The parents, of Dinsley Village, Tacarigua, said after two weeks the child began feeding on his own.
Some time later they were told that the child had developed an infection “in the gut”, followed by more reports of infections, causing the staff to administer medication intravenously.
The family said they could not say when but sometime thereafter, during an attempt to place an IV in the baby, a doctor broke the child’s right leg.
They added that this account was related to them by the staff and when they asked for the doctor’s name answers were not forthcoming.
The Vansluytmans said the child’s big toe on his left foot was also burnt off due to an IV fluid access.
On September 19 the child died.
The family believed that the child was dropped because they saw that his feet, head and face were swollen.
An autopsy conducted revealed that the child died as a result of respiratory-related failures.
Tissue from the baby was taken for further testing.
In a telephone interview with the Express yesterday, Mohammed said the baby was not neglected.
She added that the baby was given the best of care by the staff, who are now hurt by the allegations made against them.
She said babies at NICU are treated in incubators and there is no possibility that the child could have been dropped.
Mohammed said that a baby’s lungs develop at 34 weeks to be able to survive outside of the womb and baby Christian was born at 29 weeks, with extreme prematurity and other complications.

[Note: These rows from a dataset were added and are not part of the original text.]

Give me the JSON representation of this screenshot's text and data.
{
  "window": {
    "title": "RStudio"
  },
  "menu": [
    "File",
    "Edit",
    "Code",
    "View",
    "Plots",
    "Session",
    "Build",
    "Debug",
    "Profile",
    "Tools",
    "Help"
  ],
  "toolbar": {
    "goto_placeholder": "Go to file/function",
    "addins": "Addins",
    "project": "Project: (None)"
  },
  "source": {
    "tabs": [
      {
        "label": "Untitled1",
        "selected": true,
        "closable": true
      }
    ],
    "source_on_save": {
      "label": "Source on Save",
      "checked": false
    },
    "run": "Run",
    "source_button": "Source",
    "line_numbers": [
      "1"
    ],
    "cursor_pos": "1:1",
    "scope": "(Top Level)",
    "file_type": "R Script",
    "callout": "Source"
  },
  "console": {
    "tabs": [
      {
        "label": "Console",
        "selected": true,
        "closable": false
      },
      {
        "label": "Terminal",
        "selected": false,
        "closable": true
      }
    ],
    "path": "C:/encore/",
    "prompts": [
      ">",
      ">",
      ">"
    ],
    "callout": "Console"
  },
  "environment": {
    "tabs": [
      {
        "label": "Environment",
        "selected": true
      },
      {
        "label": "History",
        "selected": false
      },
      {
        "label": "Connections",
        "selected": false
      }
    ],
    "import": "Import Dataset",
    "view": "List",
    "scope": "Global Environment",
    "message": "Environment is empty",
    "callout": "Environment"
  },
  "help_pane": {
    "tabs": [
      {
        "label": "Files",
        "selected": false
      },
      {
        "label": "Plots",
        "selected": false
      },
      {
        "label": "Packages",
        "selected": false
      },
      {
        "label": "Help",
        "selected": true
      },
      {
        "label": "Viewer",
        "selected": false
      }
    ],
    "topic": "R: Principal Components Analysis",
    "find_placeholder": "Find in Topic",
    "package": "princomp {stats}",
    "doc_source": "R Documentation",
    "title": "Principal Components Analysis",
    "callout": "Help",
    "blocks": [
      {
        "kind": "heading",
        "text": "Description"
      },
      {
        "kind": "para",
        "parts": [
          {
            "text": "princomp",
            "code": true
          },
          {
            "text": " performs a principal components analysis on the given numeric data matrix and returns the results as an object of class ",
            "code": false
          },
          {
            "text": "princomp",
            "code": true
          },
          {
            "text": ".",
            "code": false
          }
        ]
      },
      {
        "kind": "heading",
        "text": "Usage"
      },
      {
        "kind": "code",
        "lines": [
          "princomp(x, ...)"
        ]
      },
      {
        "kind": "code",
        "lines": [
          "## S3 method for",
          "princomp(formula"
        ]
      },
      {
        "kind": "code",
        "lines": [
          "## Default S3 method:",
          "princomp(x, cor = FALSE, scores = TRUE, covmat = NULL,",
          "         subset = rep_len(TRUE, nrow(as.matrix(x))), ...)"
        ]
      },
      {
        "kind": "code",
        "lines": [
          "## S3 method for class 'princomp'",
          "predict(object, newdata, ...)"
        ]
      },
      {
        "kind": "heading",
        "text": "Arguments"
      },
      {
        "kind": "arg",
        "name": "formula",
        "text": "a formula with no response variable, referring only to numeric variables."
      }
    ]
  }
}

She said the baby was not fed orally and had to be fed and treated for infections intravenously.
She added that an internal investigation revealed that there was no negligence on the part of the medical staff.
At all times, Mohammed said, from the admittance of the mother to the baby’s death, the family was given counselling and was allowed to ask questions.
Concerning the swelling of the baby and the fracture, Mohammed said the fluid retention is normal with such instances and, due to the fragility of the baby’s bones, fractures are not uncommon.